#### Work item:
Repeat the entries exactly as they appear.

*** Opening Entries supplied ***

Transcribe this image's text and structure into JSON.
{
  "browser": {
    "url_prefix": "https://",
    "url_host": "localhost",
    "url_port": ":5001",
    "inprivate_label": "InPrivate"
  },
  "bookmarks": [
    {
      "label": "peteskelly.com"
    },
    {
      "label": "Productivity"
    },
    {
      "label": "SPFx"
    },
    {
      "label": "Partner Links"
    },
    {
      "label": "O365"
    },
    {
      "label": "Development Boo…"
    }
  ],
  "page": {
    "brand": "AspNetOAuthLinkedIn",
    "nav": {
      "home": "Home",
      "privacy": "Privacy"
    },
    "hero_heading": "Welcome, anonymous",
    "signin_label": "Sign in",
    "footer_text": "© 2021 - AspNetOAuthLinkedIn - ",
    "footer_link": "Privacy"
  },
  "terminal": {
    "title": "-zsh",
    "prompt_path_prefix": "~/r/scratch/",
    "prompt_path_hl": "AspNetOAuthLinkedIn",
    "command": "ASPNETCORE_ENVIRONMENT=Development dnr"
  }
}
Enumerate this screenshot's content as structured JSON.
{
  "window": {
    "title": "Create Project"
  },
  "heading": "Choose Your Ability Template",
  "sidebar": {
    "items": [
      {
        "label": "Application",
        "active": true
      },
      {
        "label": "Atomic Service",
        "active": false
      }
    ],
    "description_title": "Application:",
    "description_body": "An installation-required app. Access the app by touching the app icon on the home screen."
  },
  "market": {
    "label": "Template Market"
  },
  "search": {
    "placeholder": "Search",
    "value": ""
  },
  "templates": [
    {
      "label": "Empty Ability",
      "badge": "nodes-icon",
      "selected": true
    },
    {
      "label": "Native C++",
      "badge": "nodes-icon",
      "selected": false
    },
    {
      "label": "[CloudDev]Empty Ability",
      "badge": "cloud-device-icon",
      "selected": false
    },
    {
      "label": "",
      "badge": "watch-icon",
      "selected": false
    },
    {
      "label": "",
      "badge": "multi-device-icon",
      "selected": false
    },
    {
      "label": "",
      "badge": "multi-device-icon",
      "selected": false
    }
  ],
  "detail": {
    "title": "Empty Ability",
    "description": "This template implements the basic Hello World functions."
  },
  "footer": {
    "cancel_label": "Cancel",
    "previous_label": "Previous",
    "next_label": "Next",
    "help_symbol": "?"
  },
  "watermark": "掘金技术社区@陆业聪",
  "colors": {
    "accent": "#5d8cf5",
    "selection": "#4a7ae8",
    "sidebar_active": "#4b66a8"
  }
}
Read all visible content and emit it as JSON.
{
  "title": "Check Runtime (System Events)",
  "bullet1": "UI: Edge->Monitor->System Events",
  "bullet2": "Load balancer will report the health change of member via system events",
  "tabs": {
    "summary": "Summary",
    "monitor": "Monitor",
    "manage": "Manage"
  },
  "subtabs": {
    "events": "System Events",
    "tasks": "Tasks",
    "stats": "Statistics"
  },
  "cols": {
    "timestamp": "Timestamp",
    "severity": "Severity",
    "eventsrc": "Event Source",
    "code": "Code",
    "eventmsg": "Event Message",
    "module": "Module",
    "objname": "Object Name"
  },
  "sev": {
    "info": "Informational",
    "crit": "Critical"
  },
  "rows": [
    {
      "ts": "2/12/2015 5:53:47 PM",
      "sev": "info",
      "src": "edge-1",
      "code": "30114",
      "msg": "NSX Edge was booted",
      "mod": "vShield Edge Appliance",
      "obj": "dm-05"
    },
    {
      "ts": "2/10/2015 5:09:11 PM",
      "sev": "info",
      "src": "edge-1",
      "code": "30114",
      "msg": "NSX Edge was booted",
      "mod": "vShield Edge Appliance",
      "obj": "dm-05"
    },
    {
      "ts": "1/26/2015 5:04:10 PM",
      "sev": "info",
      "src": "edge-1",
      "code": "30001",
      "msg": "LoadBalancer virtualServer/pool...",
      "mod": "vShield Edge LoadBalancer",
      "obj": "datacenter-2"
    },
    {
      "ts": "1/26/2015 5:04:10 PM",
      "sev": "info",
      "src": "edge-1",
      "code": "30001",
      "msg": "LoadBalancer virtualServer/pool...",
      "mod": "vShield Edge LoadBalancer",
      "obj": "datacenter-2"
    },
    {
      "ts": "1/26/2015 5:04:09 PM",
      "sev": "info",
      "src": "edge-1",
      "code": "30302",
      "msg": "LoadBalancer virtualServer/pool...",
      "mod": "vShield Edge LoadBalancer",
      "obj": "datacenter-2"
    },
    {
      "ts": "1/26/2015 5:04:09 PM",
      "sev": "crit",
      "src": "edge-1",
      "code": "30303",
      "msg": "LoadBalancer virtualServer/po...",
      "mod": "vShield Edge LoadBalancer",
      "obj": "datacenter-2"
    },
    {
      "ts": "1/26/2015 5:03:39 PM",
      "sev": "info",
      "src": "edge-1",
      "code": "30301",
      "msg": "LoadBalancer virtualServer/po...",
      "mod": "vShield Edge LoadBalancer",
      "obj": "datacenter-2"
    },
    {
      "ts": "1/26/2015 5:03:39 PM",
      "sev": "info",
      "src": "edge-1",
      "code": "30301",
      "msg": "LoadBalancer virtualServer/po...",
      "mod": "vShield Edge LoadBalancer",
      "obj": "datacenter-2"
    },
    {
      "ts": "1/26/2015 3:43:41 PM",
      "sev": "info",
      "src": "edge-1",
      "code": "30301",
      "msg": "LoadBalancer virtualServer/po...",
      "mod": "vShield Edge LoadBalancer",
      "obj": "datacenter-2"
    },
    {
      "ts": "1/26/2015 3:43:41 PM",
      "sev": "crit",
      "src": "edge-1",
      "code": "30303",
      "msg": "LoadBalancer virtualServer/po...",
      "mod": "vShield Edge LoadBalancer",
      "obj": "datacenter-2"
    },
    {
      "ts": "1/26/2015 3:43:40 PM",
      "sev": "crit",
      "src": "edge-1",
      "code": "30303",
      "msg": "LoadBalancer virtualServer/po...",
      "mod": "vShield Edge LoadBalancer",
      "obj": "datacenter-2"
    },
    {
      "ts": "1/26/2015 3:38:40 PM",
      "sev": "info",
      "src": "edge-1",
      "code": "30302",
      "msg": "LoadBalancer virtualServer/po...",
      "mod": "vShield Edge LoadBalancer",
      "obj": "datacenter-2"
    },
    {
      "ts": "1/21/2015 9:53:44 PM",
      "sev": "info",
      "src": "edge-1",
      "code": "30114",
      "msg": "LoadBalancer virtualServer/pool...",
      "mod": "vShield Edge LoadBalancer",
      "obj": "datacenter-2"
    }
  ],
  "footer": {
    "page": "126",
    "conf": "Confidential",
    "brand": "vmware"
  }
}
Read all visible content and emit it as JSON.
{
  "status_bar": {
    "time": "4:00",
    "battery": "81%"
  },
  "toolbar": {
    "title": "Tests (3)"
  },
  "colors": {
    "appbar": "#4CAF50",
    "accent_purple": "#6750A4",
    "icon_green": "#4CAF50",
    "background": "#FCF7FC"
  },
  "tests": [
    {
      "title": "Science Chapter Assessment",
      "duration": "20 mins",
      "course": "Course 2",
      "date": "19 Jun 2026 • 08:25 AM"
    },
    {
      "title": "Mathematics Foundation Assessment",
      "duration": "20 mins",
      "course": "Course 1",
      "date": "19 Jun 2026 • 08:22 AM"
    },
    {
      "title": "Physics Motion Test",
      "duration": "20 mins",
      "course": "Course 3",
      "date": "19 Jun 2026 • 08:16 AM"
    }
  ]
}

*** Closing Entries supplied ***

#### Exercise answer:
Transcribe this image's text and structure into JSON.
{
  "browser": {
    "url_prefix": "https://",
    "url_host": "localhost",
    "url_port": ":5001",
    "inprivate_label": "InPrivate"
  },
  "bookmarks": [
    {
      "label": "peteskelly.com"
    },
    {
      "label": "Productivity"
    },
    {
      "label": "SPFx"
    },
    {
      "label": "Partner Links"
    },
    {
      "label": "O365"
    },
    {
      "label": "Development Boo…"
    }
  ],
  "page": {
    "brand": "AspNetOAuthLinkedIn",
    "nav": {
      "home": "Home",
      "privacy": "Privacy"
    },
    "hero_heading": "Welcome, anonymous",
    "signin_label": "Sign in",
    "footer_text": "© 2021 - AspNetOAuthLinkedIn - ",
    "footer_link": "Privacy"
  },
  "terminal": {
    "title": "-zsh",
    "prompt_path_prefix": "~/r/scratch/",
    "prompt_path_hl": "AspNetOAuthLinkedIn",
    "command": "ASPNETCORE_ENVIRONMENT=Development dnr"
  }
}
Enumerate this screenshot's content as structured JSON.
{
  "window": {
    "title": "Create Project"
  },
  "heading": "Choose Your Ability Template",
  "sidebar": {
    "items": [
      {
        "label": "Application",
        "active": true
      },
      {
        "label": "Atomic Service",
        "active": false
      }
    ],
    "description_title": "Application:",
    "description_body": "An installation-required app. Access the app by touching the app icon on the home screen."
  },
  "market": {
    "label": "Template Market"
  },
  "search": {
    "placeholder": "Search",
    "value": ""
  },
  "templates": [
    {
      "label": "Empty Ability",
      "badge": "nodes-icon",
      "selected": true
    },
    {
      "label": "Native C++",
      "badge": "nodes-icon",
      "selected": false
    },
    {
      "label": "[CloudDev]Empty Ability",
      "badge": "cloud-device-icon",
      "selected": false
    },
    {
      "label": "",
      "badge": "watch-icon",
      "selected": false
    },
    {
      "label": "",
      "badge": "multi-device-icon",
      "selected": false
    },
    {
      "label": "",
      "badge": "multi-device-icon",
      "selected": false
    }
  ],
  "detail": {
    "title": "Empty Ability",
    "description": "This template implements the basic Hello World functions."
  },
  "footer": {
    "cancel_label": "Cancel",
    "previous_label": "Previous",
    "next_label": "Next",
    "help_symbol": "?"
  },
  "watermark": "掘金技术社区@陆业聪",
  "colors": {
    "accent": "#5d8cf5",
    "selection": "#4a7ae8",
    "sidebar_active": "#4b66a8"
  }
}
Read all visible content and emit it as JSON.
{
  "title": "Check Runtime (System Events)",
  "bullet1": "UI: Edge->Monitor->System Events",
  "bullet2": "Load balancer will report the health change of member via system events",
  "tabs": {
    "summary": "Summary",
    "monitor": "Monitor",
    "manage": "Manage"
  },
  "subtabs": {
    "events": "System Events",
    "tasks": "Tasks",
    "stats": "Statistics"
  },
  "cols": {
    "timestamp": "Timestamp",
    "severity": "Severity",
    "eventsrc": "Event Source",
    "code": "Code",
    "eventmsg": "Event Message",
    "module": "Module",
    "objname": "Object Name"
  },
  "sev": {
    "info": "Informational",
    "crit": "Critical"
  },
  "rows": [
    {
      "ts": "2/12/2015 5:53:47 PM",
      "sev": "info",
      "src": "edge-1",
      "code": "30114",
      "msg": "NSX Edge was booted",
      "mod": "vShield Edge Appliance",
      "obj": "dm-05"
    },
    {
      "ts": "2/10/2015 5:09:11 PM",
      "sev": "info",
      "src": "edge-1",
      "code": "30114",
      "msg": "NSX Edge was booted",
      "mod": "vShield Edge Appliance",
      "obj": "dm-05"
    },
    {
      "ts": "1/26/2015 5:04:10 PM",
      "sev": "info",
      "src": "edge-1",
      "code": "30001",
      "msg": "LoadBalancer virtualServer/pool...",
      "mod": "vShield Edge LoadBalancer",
      "obj": "datacenter-2"
    },
    {
      "ts": "1/26/2015 5:04:10 PM",
      "sev": "info",
      "src": "edge-1",
      "code": "30001",
      "msg": "LoadBalancer virtualServer/pool...",
      "mod": "vShield Edge LoadBalancer",
      "obj": "datacenter-2"
    },
    {
      "ts": "1/26/2015 5:04:09 PM",
      "sev": "info",
      "src": "edge-1",
      "code": "30302",
      "msg": "LoadBalancer virtualServer/pool...",
      "mod": "vShield Edge LoadBalancer",
      "obj": "datacenter-2"
    },
    {
      "ts": "1/26/2015 5:04:09 PM",
      "sev": "crit",
      "src": "edge-1",
      "code": "30303",
      "msg": "LoadBalancer virtualServer/po...",
      "mod": "vShield Edge LoadBalancer",
      "obj": "datacenter-2"
    },
    {
      "ts": "1/26/2015 5:03:39 PM",
      "sev": "info",
      "src": "edge-1",
      "code": "30301",
      "msg": "LoadBalancer virtualServer/po...",
      "mod": "vShield Edge LoadBalancer",
      "obj": "datacenter-2"
    },
    {
      "ts": "1/26/2015 5:03:39 PM",
      "sev": "info",
      "src": "edge-1",
      "code": "30301",
      "msg": "LoadBalancer virtualServer/po...",
      "mod": "vShield Edge LoadBalancer",
      "obj": "datacenter-2"
    },
    {
      "ts": "1/26/2015 3:43:41 PM",
      "sev": "info",
      "src": "edge-1",
      "code": "30301",
      "msg": "LoadBalancer virtualServer/po...",
      "mod": "vShield Edge LoadBalancer",
      "obj": "datacenter-2"
    },
    {
      "ts": "1/26/2015 3:43:41 PM",
      "sev": "crit",
      "src": "edge-1",
      "code": "30303",
      "msg": "LoadBalancer virtualServer/po...",
      "mod": "vShield Edge LoadBalancer",
      "obj": "datacenter-2"
    },
    {
      "ts": "1/26/2015 3:43:40 PM",
      "sev": "crit",
      "src": "edge-1",
      "code": "30303",
      "msg": "LoadBalancer virtualServer/po...",
      "mod": "vShield Edge LoadBalancer",
      "obj": "datacenter-2"
    },
    {
      "ts": "1/26/2015 3:38:40 PM",
      "sev": "info",
      "src": "edge-1",
      "code": "30302",
      "msg": "LoadBalancer virtualServer/po...",
      "mod": "vShield Edge LoadBalancer",
      "obj": "datacenter-2"
    },
    {
      "ts": "1/21/2015 9:53:44 PM",
      "sev": "info",
      "src": "edge-1",
      "code": "30114",
      "msg": "LoadBalancer virtualServer/pool...",
      "mod": "vShield Edge LoadBalancer",
      "obj": "datacenter-2"
    }
  ],
  "footer": {
    "page": "126",
    "conf": "Confidential",
    "brand": "vmware"
  }
}
Read all visible content and emit it as JSON.
{
  "status_bar": {
    "time": "4:00",
    "battery": "81%"
  },
  "toolbar": {
    "title": "Tests (3)"
  },
  "colors": {
    "appbar": "#4CAF50",
    "accent_purple": "#6750A4",
    "icon_green": "#4CAF50",
    "background": "#FCF7FC"
  },
  "tests": [
    {
      "title": "Science Chapter Assessment",
      "duration": "20 mins",
      "course": "Course 2",
      "date": "19 Jun 2026 • 08:25 AM"
    },
    {
      "title": "Mathematics Foundation Assessment",
      "duration": "20 mins",
      "course": "Course 1",
      "date": "19 Jun 2026 • 08:22 AM"
    },
    {
      "title": "Physics Motion Test",
      "duration": "20 mins",
      "course": "Course 3",
      "date": "19 Jun 2026 • 08:16 AM"
    }
  ]
}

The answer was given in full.